### Source material ###
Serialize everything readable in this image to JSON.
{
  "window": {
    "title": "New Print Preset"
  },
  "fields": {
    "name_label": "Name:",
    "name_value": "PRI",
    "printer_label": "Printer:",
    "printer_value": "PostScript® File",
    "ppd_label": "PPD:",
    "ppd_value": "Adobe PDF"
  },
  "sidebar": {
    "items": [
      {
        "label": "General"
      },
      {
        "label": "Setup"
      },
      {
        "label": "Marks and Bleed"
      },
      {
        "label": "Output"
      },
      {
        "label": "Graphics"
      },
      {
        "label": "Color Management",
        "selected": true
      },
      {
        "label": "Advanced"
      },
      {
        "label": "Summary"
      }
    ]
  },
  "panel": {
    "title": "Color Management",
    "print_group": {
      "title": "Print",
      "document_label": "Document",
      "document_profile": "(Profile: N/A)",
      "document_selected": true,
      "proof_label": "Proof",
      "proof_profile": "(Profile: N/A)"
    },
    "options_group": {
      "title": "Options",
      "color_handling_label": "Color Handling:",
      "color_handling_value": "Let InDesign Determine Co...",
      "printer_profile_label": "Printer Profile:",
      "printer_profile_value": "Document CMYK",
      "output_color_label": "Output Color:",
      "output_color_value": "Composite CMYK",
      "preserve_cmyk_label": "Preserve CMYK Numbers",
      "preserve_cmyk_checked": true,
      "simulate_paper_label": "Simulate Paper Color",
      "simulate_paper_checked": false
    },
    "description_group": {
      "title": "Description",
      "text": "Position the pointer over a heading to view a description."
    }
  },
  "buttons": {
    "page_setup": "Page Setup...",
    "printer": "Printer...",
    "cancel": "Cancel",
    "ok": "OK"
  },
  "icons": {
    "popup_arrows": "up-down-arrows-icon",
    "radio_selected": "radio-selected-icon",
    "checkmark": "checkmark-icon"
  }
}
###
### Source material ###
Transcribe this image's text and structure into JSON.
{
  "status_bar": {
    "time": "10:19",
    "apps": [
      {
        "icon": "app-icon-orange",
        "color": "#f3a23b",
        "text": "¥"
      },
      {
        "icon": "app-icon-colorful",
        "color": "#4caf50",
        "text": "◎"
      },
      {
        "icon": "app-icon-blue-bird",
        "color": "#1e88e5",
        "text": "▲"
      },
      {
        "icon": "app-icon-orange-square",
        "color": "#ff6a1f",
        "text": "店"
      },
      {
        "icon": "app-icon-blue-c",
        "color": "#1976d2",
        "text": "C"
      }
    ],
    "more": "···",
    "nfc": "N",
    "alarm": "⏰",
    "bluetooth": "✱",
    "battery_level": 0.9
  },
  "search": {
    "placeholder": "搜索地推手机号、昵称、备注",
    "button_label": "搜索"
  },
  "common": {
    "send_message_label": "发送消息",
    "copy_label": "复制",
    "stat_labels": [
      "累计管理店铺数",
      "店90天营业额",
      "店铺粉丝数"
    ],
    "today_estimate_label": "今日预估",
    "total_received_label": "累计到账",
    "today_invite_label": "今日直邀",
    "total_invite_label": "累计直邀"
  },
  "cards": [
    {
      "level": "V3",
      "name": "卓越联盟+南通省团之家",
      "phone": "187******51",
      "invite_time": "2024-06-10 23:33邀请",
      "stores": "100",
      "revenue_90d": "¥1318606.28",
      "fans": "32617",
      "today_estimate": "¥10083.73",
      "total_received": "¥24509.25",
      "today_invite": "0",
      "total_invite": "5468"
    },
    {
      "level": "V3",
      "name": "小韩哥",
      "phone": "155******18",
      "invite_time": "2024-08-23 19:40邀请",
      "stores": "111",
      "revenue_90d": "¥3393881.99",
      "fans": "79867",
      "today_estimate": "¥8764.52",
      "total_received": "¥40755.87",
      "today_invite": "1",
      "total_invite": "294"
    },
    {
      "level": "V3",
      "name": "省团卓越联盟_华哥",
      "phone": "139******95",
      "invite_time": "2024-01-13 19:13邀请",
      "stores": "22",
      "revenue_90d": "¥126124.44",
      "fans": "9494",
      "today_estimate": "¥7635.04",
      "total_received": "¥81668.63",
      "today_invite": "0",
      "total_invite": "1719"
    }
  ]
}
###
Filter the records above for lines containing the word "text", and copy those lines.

      "text": "Position the pointer over a heading to view a description."
Transcribe this image's text and structure into JSON.
        "text": "¥"
        "text": "◎"
        "text": "▲"
        "text": "店"
        "text": "C"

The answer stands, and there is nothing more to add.